The sanctuary is famous for its extensive avifauna. The reserve also contains a great variety of plant species, especially lianas, shrubs and small trees. There are several giant lianas. Many of small and medium size mammals that inhabit Sri Lanka can be seen here. Several kinds of snakes and other reptiles might also be seen. Udawatta Kele was designated as a forest reserve in 1856, and it became a sanctuary in 1938.
The Sri Lanka Forest Department has two offices in the reserve, one of which (i.e. the one located at the southeastern entrance) has a nature education centre with a display of pictures, posters, stuffed animals, etc.
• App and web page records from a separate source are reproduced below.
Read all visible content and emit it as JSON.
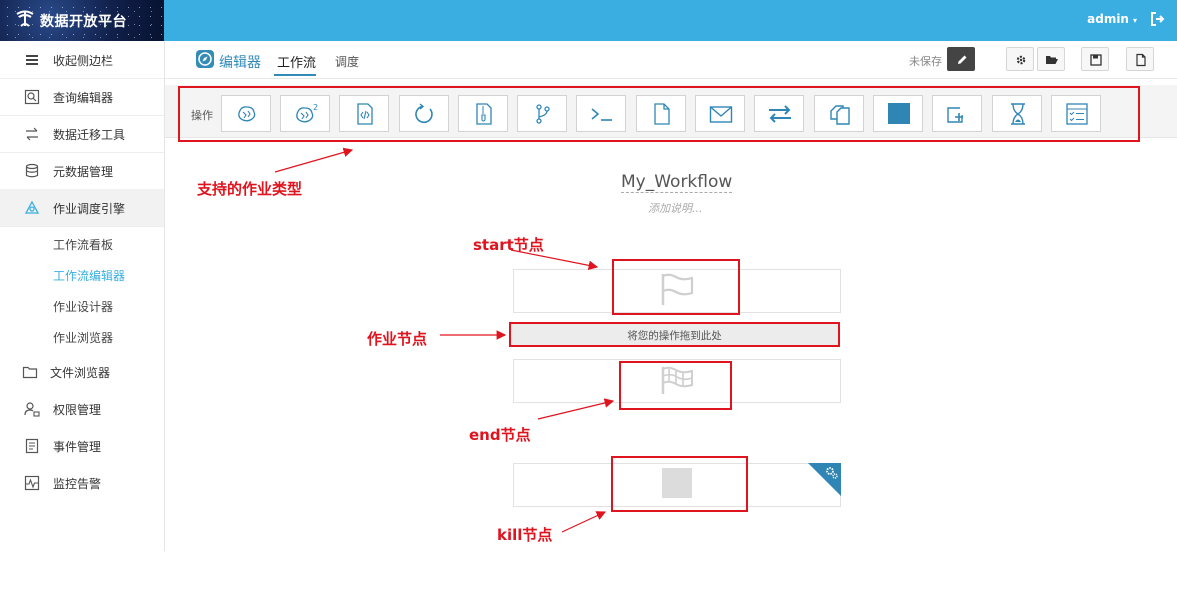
{
  "app": {
    "title": "数据开放平台",
    "logo_mark": "ᖰ"
  },
  "user": {
    "name": "admin",
    "caret": "▾"
  },
  "sidebar": {
    "items": [
      {
        "label": "收起侧边栏",
        "icon": "hamburger-icon"
      },
      {
        "label": "查询编辑器",
        "icon": "query-icon"
      },
      {
        "label": "数据迁移工具",
        "icon": "transfer-icon"
      },
      {
        "label": "元数据管理",
        "icon": "database-icon"
      },
      {
        "label": "作业调度引擎",
        "icon": "scheduler-icon"
      },
      {
        "label": "文件浏览器",
        "icon": "folder-icon"
      },
      {
        "label": "权限管理",
        "icon": "user-lock-icon"
      },
      {
        "label": "事件管理",
        "icon": "document-icon"
      },
      {
        "label": "监控告警",
        "icon": "monitor-icon"
      }
    ],
    "subitems": [
      "工作流看板",
      "工作流编辑器",
      "作业设计器",
      "作业浏览器"
    ]
  },
  "header": {
    "editor_label": "编辑器",
    "tab_workflow": "工作流",
    "tab_schedule": "调度",
    "unsaved": "未保存"
  },
  "toolbar": {
    "label": "操作",
    "tools": [
      "hive-icon",
      "hive2-icon",
      "java-icon",
      "spark-icon",
      "pig-icon",
      "git-branch-icon",
      "shell-icon",
      "file-icon",
      "email-icon",
      "distcp-icon",
      "copy-icon",
      "stop-icon",
      "subworkflow-icon",
      "hourglass-icon",
      "checklist-icon"
    ]
  },
  "workflow": {
    "name": "My_Workflow",
    "description_placeholder": "添加说明...",
    "drop_text": "将您的操作拖到此处"
  },
  "annotations": {
    "job_types": "支持的作业类型",
    "start_node": "start节点",
    "job_node": "作业节点",
    "end_node": "end节点",
    "kill_node": "kill节点"
  },
  "colors": {
    "topbar": "#3aaee0",
    "accent": "#338bb8",
    "annotation": "#e0141e"
  }
}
Being easily accessible and containing a great variety of flora and fauna the forest has a great educational and recreational value. Groups of school children and students regularly visit the forest and the education centre.
The forest is also popular with foreign tourists, especially bird watchers. The forest is also of religious importance as there are three Buddhist meditation hermitages and three rock shelter dwellings for Buddhist monk hermits.